Problem to work on:
Should a line in the entries below contain "hair", return that line.

Data:
_____

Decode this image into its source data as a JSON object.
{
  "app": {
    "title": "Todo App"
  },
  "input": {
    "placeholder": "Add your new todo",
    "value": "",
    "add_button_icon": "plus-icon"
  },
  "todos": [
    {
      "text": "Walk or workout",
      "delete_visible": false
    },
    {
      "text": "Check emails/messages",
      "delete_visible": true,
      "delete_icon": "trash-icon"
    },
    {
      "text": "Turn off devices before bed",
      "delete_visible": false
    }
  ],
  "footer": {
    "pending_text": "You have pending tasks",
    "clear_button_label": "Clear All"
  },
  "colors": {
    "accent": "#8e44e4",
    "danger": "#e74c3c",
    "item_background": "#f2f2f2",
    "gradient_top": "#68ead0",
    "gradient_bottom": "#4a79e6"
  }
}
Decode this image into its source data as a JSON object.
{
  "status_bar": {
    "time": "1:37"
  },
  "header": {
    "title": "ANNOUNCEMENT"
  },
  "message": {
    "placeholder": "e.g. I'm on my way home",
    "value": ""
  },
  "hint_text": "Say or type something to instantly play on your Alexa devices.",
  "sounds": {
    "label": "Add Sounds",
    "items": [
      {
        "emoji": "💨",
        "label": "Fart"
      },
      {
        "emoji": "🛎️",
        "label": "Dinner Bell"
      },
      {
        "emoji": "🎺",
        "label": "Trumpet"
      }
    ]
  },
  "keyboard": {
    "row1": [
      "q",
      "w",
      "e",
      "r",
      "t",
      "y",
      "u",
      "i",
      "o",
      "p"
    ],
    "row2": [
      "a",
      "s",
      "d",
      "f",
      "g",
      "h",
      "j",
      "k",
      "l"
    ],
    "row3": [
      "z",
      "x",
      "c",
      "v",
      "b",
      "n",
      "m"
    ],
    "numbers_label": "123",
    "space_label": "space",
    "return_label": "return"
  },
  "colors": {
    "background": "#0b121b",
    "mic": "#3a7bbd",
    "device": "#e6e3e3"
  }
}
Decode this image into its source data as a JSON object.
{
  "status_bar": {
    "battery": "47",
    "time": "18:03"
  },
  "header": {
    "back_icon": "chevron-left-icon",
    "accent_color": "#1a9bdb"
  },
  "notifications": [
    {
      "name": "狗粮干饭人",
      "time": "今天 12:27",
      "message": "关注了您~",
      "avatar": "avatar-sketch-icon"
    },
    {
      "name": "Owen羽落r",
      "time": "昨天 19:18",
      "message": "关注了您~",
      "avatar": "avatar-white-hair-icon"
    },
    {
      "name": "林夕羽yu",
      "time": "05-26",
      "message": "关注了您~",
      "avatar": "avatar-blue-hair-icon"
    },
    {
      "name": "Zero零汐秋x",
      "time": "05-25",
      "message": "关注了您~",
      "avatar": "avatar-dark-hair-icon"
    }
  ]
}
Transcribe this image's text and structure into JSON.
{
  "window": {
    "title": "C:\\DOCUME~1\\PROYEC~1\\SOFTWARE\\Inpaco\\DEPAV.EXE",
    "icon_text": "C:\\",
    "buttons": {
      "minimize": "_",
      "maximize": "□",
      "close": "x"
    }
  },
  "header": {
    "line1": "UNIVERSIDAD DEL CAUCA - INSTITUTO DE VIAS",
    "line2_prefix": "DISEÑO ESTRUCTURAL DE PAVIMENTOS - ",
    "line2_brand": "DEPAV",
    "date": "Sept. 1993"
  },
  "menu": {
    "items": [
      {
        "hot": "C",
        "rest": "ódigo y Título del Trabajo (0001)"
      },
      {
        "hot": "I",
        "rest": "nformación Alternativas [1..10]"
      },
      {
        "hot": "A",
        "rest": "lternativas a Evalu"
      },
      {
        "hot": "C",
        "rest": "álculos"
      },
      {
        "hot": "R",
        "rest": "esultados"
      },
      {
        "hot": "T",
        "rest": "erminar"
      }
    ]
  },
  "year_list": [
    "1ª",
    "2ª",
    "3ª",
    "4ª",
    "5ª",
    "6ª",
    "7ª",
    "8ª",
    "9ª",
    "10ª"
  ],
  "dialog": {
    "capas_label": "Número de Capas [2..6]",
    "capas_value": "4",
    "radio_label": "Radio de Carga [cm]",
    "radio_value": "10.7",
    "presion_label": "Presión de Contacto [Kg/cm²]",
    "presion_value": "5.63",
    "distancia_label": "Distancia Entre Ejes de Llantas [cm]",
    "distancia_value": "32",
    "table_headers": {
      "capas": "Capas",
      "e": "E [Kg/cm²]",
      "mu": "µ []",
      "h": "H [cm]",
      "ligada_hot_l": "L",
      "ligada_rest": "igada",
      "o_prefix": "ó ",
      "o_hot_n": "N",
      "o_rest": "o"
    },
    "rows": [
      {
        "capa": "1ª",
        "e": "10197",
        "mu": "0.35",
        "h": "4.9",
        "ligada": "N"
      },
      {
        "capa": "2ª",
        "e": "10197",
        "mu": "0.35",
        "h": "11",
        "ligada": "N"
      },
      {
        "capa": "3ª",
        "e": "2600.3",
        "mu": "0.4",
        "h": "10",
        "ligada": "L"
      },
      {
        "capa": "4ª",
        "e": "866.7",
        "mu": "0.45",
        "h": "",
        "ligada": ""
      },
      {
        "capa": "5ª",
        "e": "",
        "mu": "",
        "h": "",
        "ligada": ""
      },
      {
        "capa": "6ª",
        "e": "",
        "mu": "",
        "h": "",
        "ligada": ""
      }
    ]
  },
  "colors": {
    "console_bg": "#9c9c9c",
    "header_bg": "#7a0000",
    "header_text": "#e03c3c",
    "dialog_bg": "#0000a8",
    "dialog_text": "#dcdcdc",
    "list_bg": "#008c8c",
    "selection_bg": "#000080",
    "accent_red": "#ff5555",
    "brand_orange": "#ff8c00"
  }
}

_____

Task response:
      "avatar": "avatar-white-hair-icon"
      "avatar": "avatar-blue-hair-icon"
      "avatar": "avatar-dark-hair-icon"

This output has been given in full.